Tidewater Opera Initiative serves an important function – showcasing the work of young Hampton Roads vocal artists.
Their work could not be more important nor worthy of support.
A bit of talent, an opportunity, and some loving encouragement can go a long way.
Who would have guessed that an 8th grade juvenile detainee from Suffolk would parlay his fascination with C.S. Lewis’ heroic Chronicles of Narnia to lead him to the heroic sagas of the world operatic repertoire as a student in Norfolk’s Governor’s School of the Arts, then to a Master of Music degree from Florida State University, a Bachelor of Music degree from the Hartt School of Music, and membership in the Metropolitan Opera Lindemann Young Artist Development Program.
Now you can see him on the stages of the Metropolitan Opera and Vienna’s Staatsoper.
Hampton Roads’ Tidewater Opera Initiative’s mission is to give every young vocal artist the chance to be the next Ryan Speedo Green[i].
[i] Daniel Bergner.

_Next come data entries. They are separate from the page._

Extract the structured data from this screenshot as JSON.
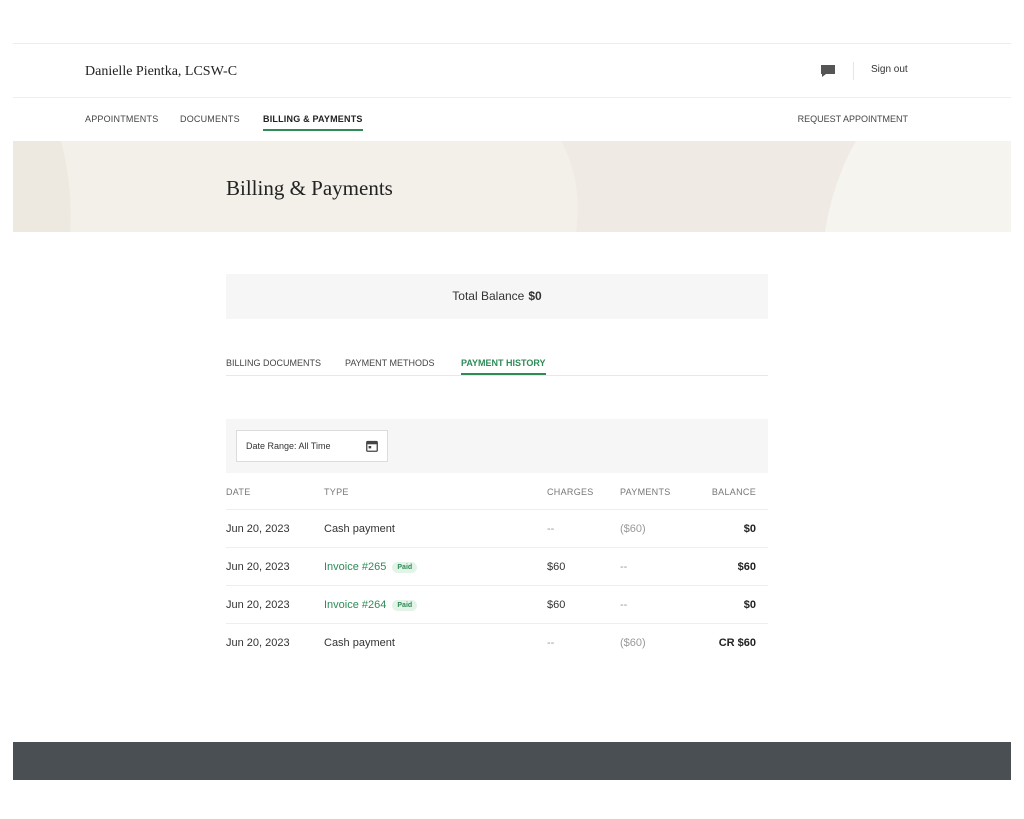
{
  "header": {
    "provider_name": "Danielle Pientka, LCSW-C",
    "chat_icon": "chat-bubble-icon",
    "sign_out": "Sign out"
  },
  "nav": {
    "items": [
      {
        "label": "APPOINTMENTS"
      },
      {
        "label": "DOCUMENTS"
      },
      {
        "label": "BILLING & PAYMENTS",
        "active": true
      }
    ],
    "request_appointment": "REQUEST APPOINTMENT"
  },
  "page": {
    "title": "Billing & Payments"
  },
  "balance": {
    "label": "Total Balance",
    "amount": "$0"
  },
  "tabs": [
    {
      "label": "BILLING DOCUMENTS"
    },
    {
      "label": "PAYMENT METHODS"
    },
    {
      "label": "PAYMENT HISTORY",
      "active": true
    }
  ],
  "filter": {
    "date_range": "Date Range: All Time",
    "icon": "calendar-icon"
  },
  "table": {
    "columns": [
      "DATE",
      "TYPE",
      "CHARGES",
      "PAYMENTS",
      "BALANCE"
    ],
    "rows": [
      {
        "date": "Jun 20, 2023",
        "type": "Cash payment",
        "charges": "--",
        "payments": "($60)",
        "balance": "$0"
      },
      {
        "date": "Jun 20, 2023",
        "type": "Invoice #265",
        "badge": "Paid",
        "charges": "$60",
        "payments": "--",
        "balance": "$60"
      },
      {
        "date": "Jun 20, 2023",
        "type": "Invoice #264",
        "badge": "Paid",
        "charges": "$60",
        "payments": "--",
        "balance": "$0"
      },
      {
        "date": "Jun 20, 2023",
        "type": "Cash payment",
        "charges": "--",
        "payments": "($60)",
        "balance": "CR $60"
      }
    ]
  },
  "colors": {
    "accent": "#2e8b57",
    "banner_bg": "#f3f0ea",
    "footer_bg": "#4a4f54"
  }
}
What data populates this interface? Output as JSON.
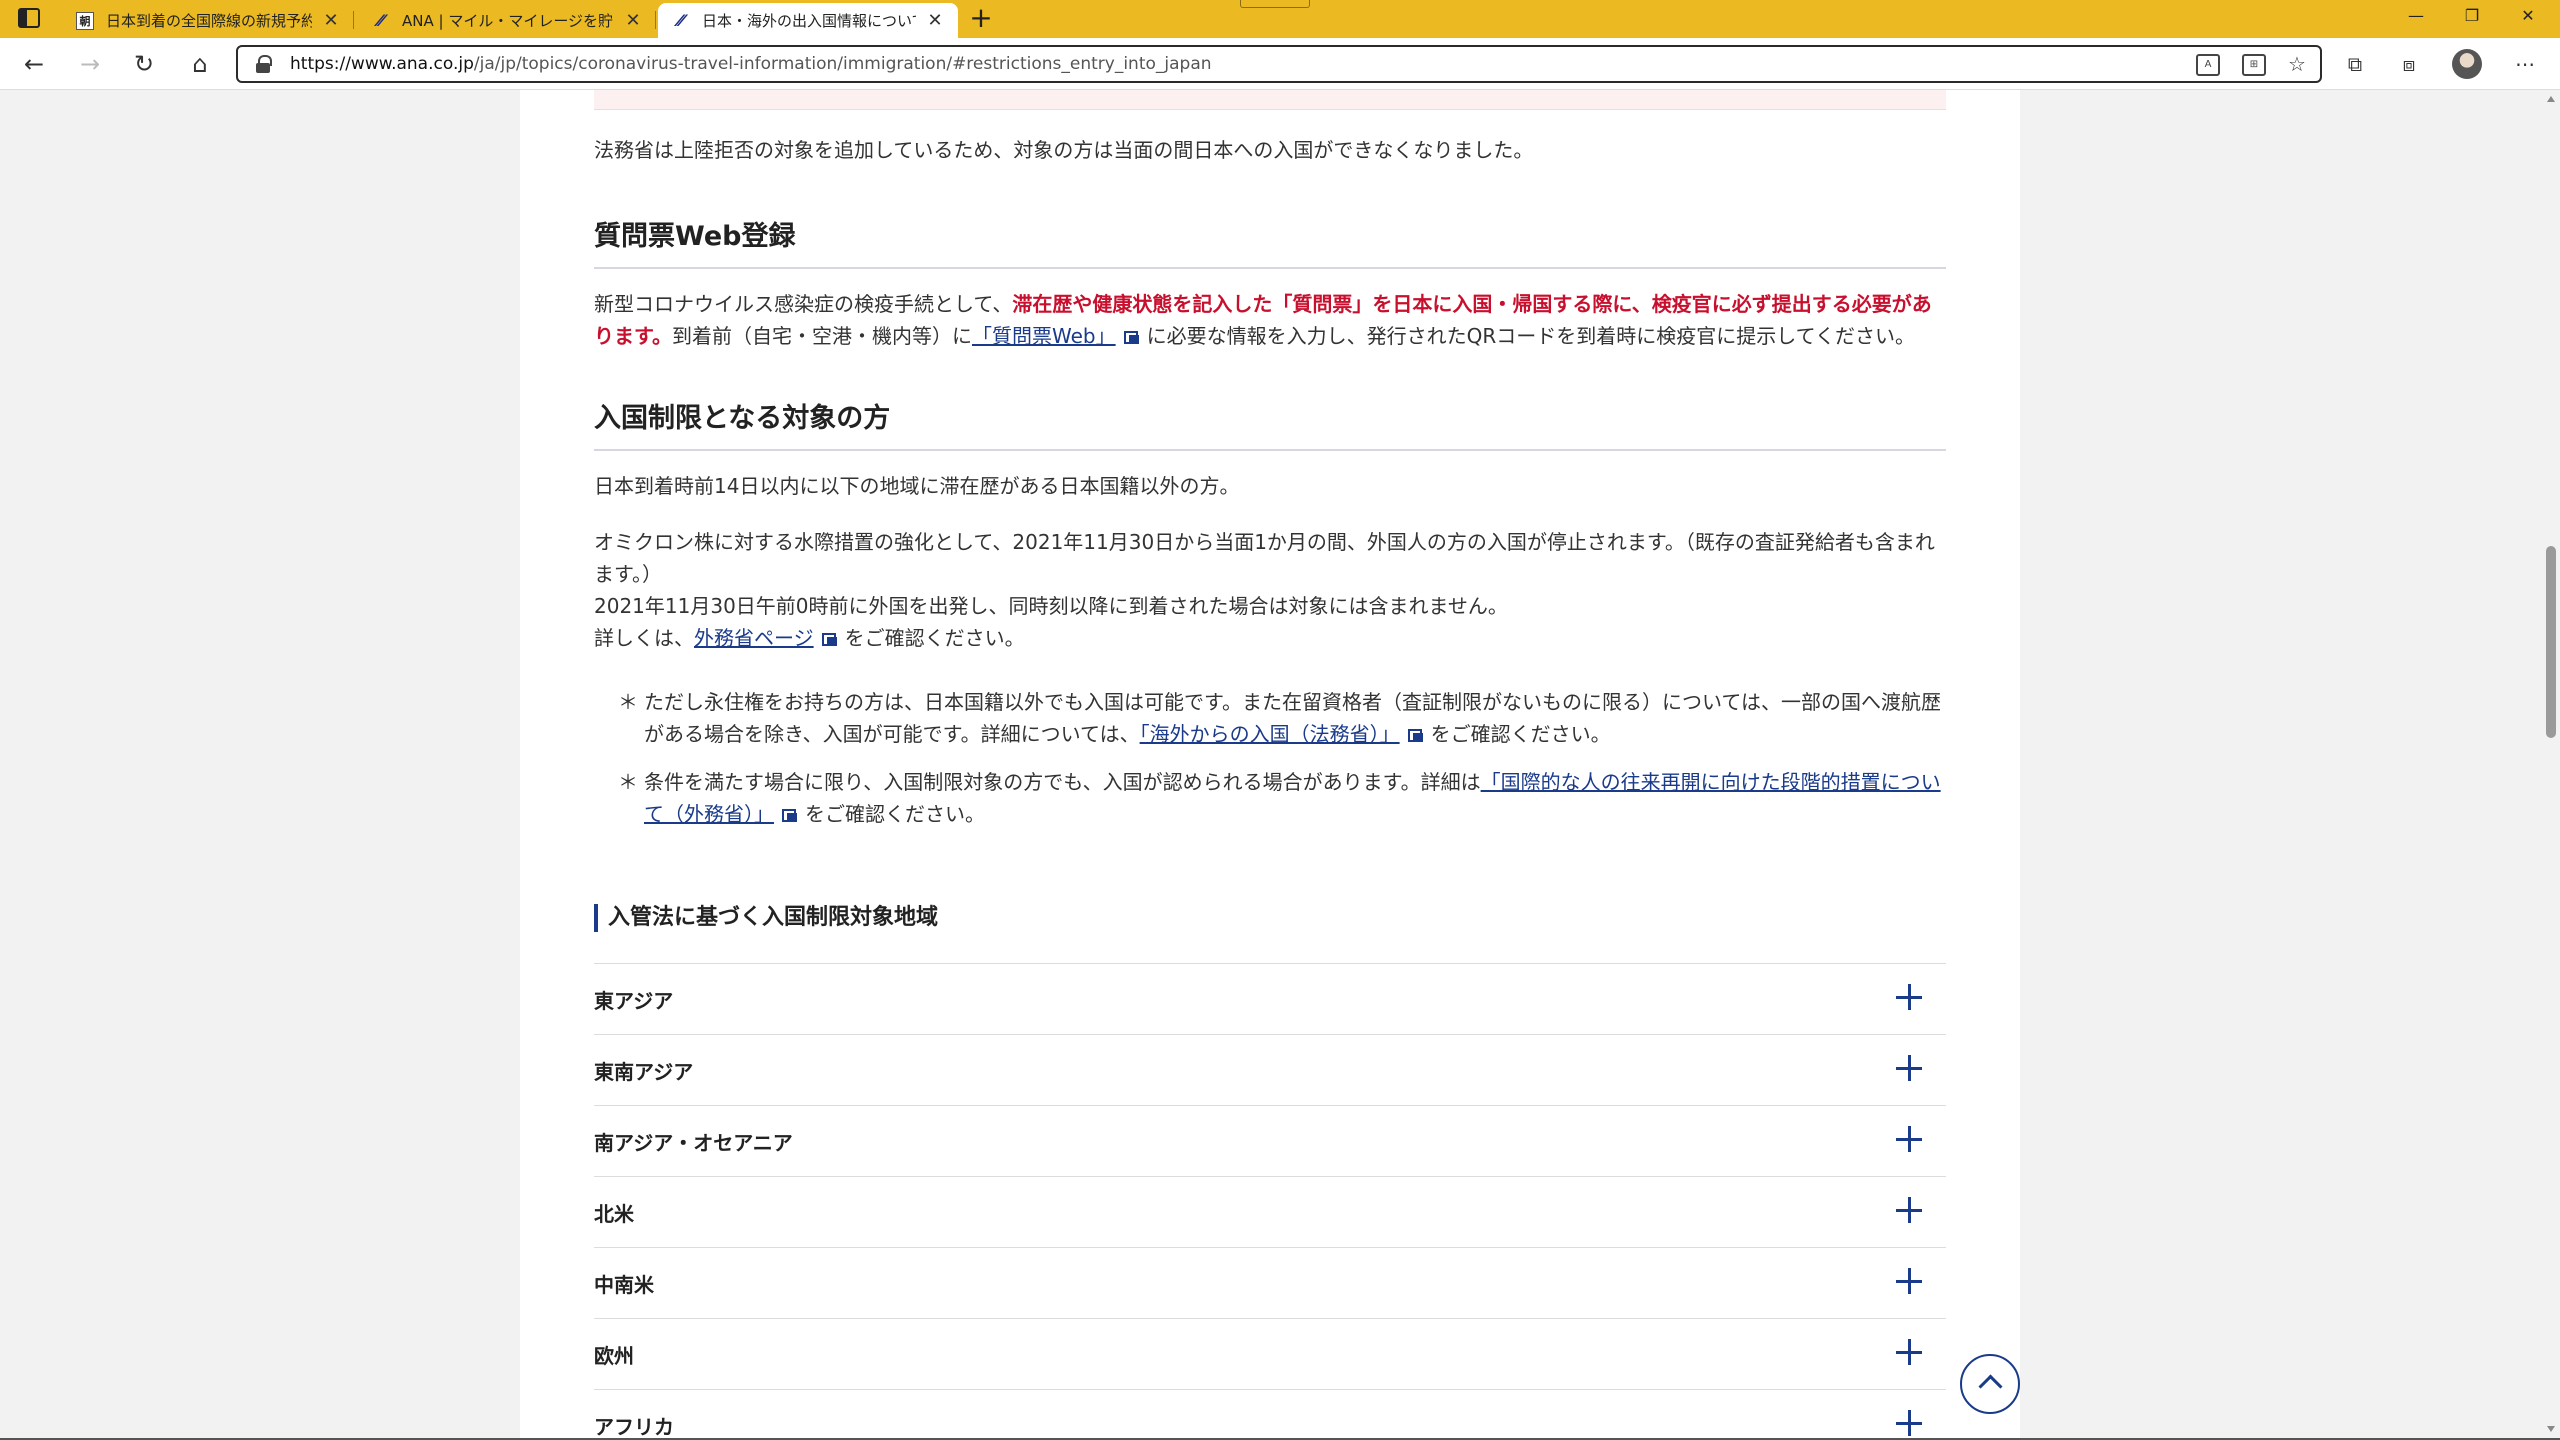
{
  "tabs": [
    {
      "title": "日本到着の全国際線の新規予約停止 国交省が要請 (写真=共同) - 日本経済新聞",
      "favicon": "news-icon"
    },
    {
      "title": "ANA | マイル・マイレージを貯めて多彩な特典と交換",
      "favicon": "ana-logo-icon"
    },
    {
      "title": "日本・海外の出入国情報について | ANA",
      "favicon": "ana-logo-icon"
    }
  ],
  "favicon_text": {
    "news": "朝"
  },
  "address_bar": {
    "url_domain": "https://www.ana.co.jp",
    "url_path": "/ja/jp/topics/coronavirus-travel-information/immigration/#restrictions_entry_into_japan"
  },
  "page": {
    "intro": "法務省は上陸拒否の対象を追加しているため、対象の方は当面の間日本への入国ができなくなりました。",
    "section1": {
      "heading": "質問票Web登録",
      "text_a": "新型コロナウイルス感染症の検疫手続として、",
      "text_red": "滞在歴や健康状態を記入した「質問票」を日本に入国・帰国する際に、検疫官に必ず提出する必要があります。",
      "text_b": "到着前（自宅・空港・機内等）に",
      "link": "「質問票Web」",
      "text_c": "に必要な情報を入力し、発行されたQRコードを到着時に検疫官に提示してください。"
    },
    "section2": {
      "heading": "入国制限となる対象の方",
      "p1": "日本到着時前14日以内に以下の地域に滞在歴がある日本国籍以外の方。",
      "p2": "オミクロン株に対する水際措置の強化として、2021年11月30日から当面1か月の間、外国人の方の入国が停止されます。（既存の査証発給者も含まれます。）",
      "p3": "2021年11月30日午前0時前に外国を出発し、同時刻以降に到着された場合は対象には含まれません。",
      "p4_a": "詳しくは、",
      "p4_link": "外務省ページ",
      "p4_b": "をご確認ください。",
      "note_mark": "＊",
      "note1_a": "ただし永住権をお持ちの方は、日本国籍以外でも入国は可能です。また在留資格者（査証制限がないものに限る）については、一部の国へ渡航歴がある場合を除き、入国が可能です。詳細については、",
      "note1_link": "「海外からの入国（法務省）」",
      "note1_b": "をご確認ください。",
      "note2_a": "条件を満たす場合に限り、入国制限対象の方でも、入国が認められる場合があります。詳細は",
      "note2_link": "「国際的な人の往来再開に向けた段階的措置について（外務省）」",
      "note2_b": "をご確認ください。"
    },
    "subheading": "入管法に基づく入国制限対象地域",
    "regions": [
      "東アジア",
      "東南アジア",
      "南アジア・オセアニア",
      "北米",
      "中南米",
      "欧州",
      "アフリカ"
    ]
  }
}
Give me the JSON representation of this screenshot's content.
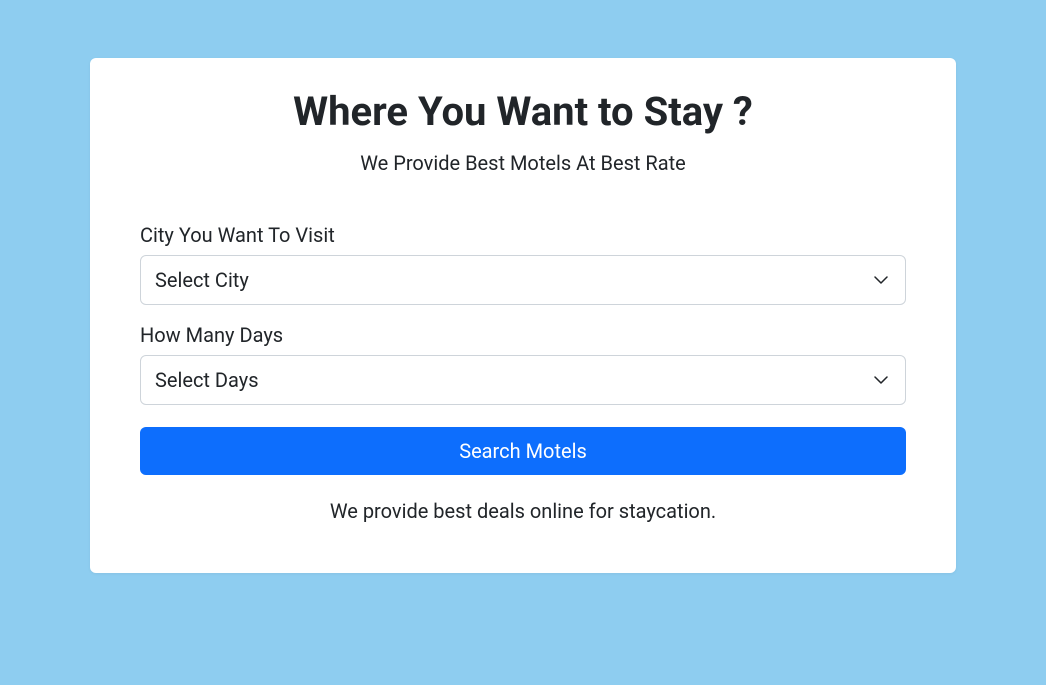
{
  "header": {
    "title": "Where You Want to Stay ?",
    "subtitle": "We Provide Best Motels At Best Rate"
  },
  "form": {
    "city": {
      "label": "City You Want To Visit",
      "placeholder": "Select City"
    },
    "days": {
      "label": "How Many Days",
      "placeholder": "Select Days"
    },
    "submit_label": "Search Motels"
  },
  "footer": {
    "text": "We provide best deals online for staycation."
  }
}
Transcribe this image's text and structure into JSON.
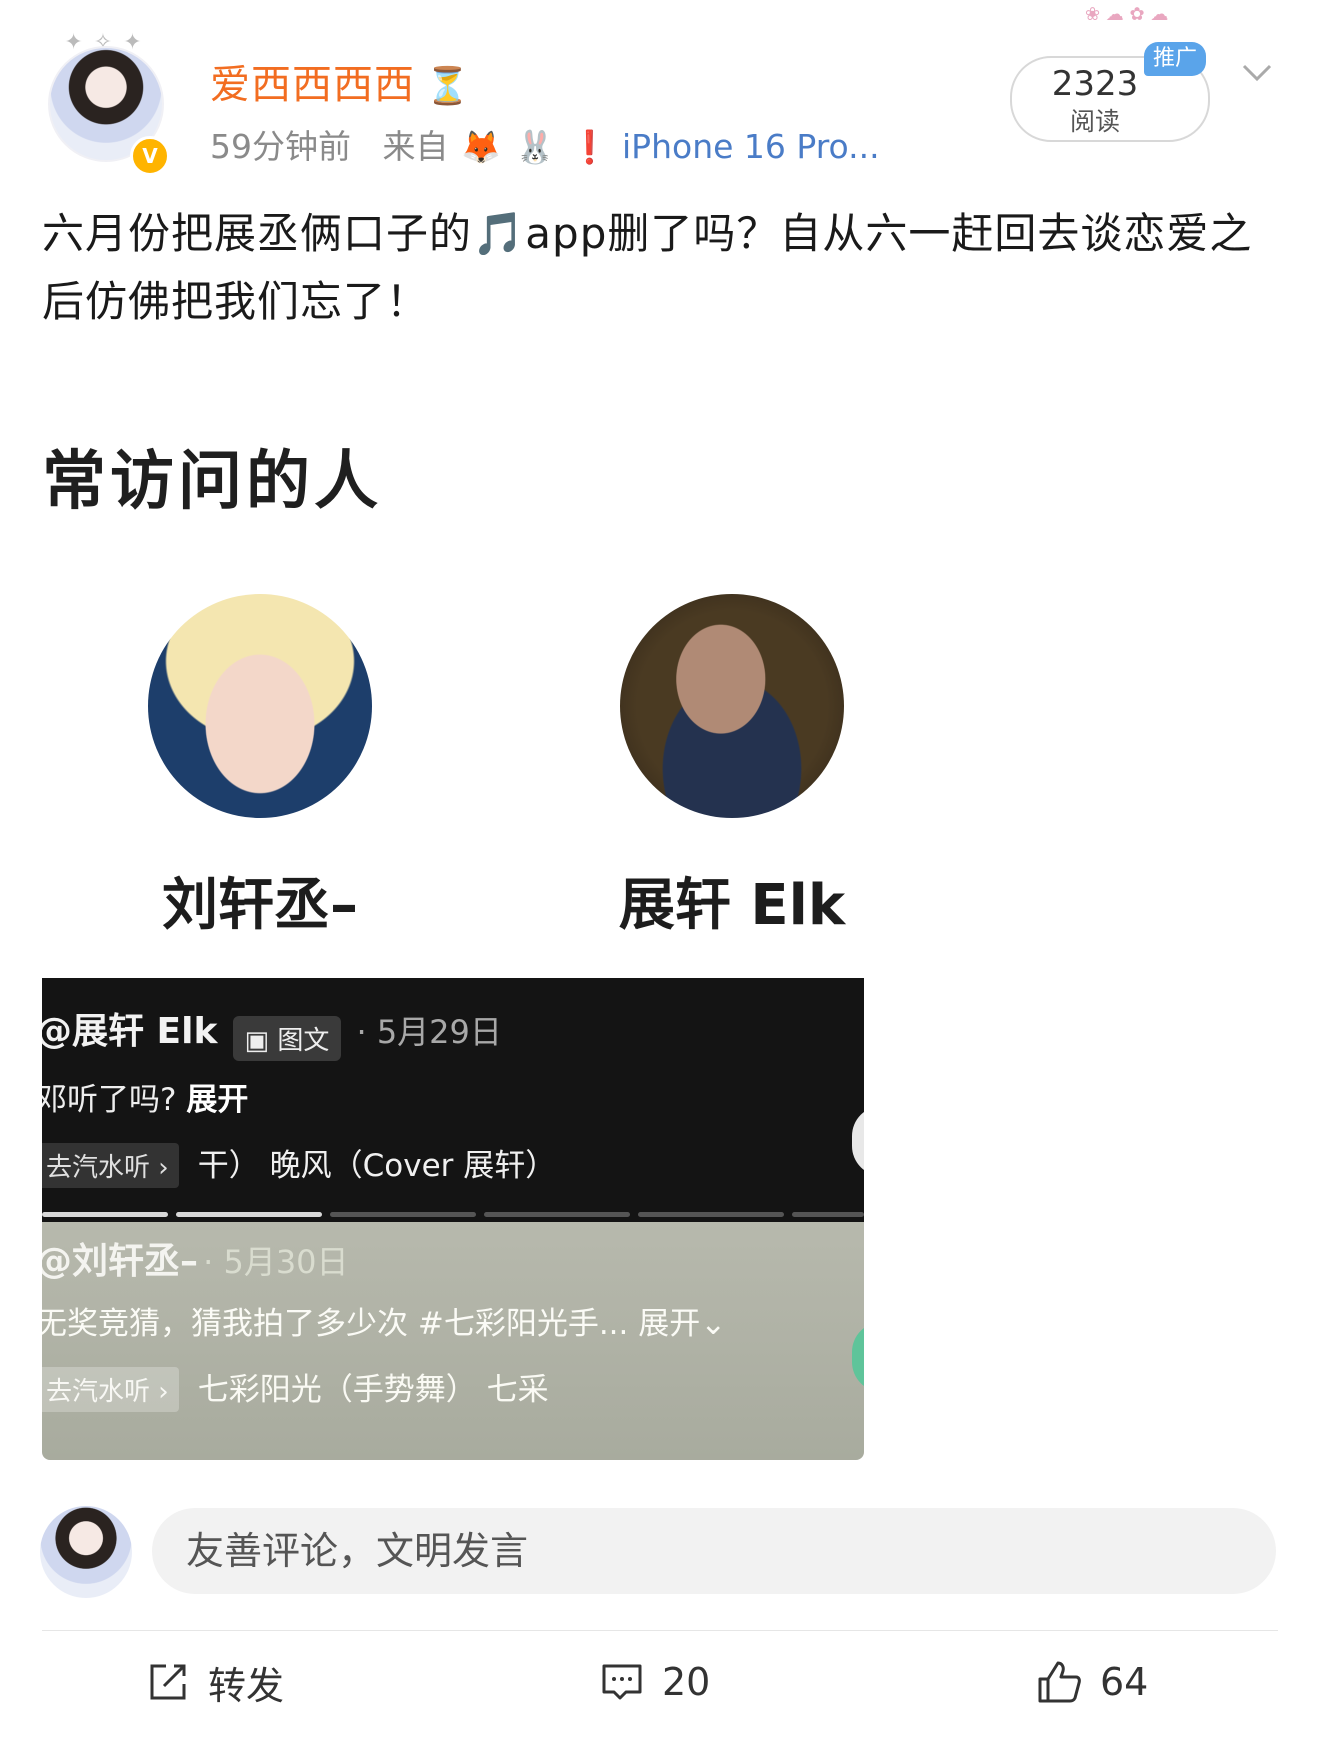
{
  "post": {
    "username": "爱西西西西",
    "time": "59分钟前",
    "source_prefix": "来自",
    "device": "iPhone 16 Pro...",
    "read_count": "2323",
    "read_label": "阅读",
    "promo_label": "推广",
    "text": "六月份把展丞俩口子的🎵app删了吗？自从六一赶回去谈恋爱之后仿佛把我们忘了！"
  },
  "embed": {
    "title": "常访问的人",
    "people": [
      {
        "name": "刘轩丞–"
      },
      {
        "name": "展轩 Elk"
      }
    ],
    "feed": [
      {
        "author": "@展轩 Elk",
        "tag": "图文",
        "date": "· 5月29日",
        "desc_prefix": "邓听了吗?",
        "desc_expand": "展开",
        "music_chip": "去汽水听 ›",
        "music_text": "干）    晚风（Cover 展轩）"
      },
      {
        "author": "@刘轩丞–",
        "date": "· 5月30日",
        "desc": "无奖竞猜，猜我拍了多少次 #七彩阳光手... 展开⌄",
        "music_chip": "去汽水听 ›",
        "music_text": "七彩阳光（手势舞）    七采"
      }
    ],
    "progress": {
      "segments": 6,
      "completed": 2
    }
  },
  "comment_box": {
    "placeholder": "友善评论，文明发言"
  },
  "actions": {
    "repost_label": "转发",
    "comment_count": "20",
    "like_count": "64"
  },
  "colors": {
    "username": "#f26d21",
    "device_link": "#4a7cc7",
    "promo": "#5aa4ea",
    "vip": "#ffb400"
  },
  "icons": [
    "hourglass-icon",
    "fox-emoji",
    "rabbit-emoji",
    "exclamation-emoji",
    "vip-badge-icon",
    "chevron-down-icon",
    "music-note-icon",
    "repost-icon",
    "comment-icon",
    "like-icon"
  ]
}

Sing for Your Life. A Story of Race, Music, and Family. New York: Little, Brown and Company, 2016.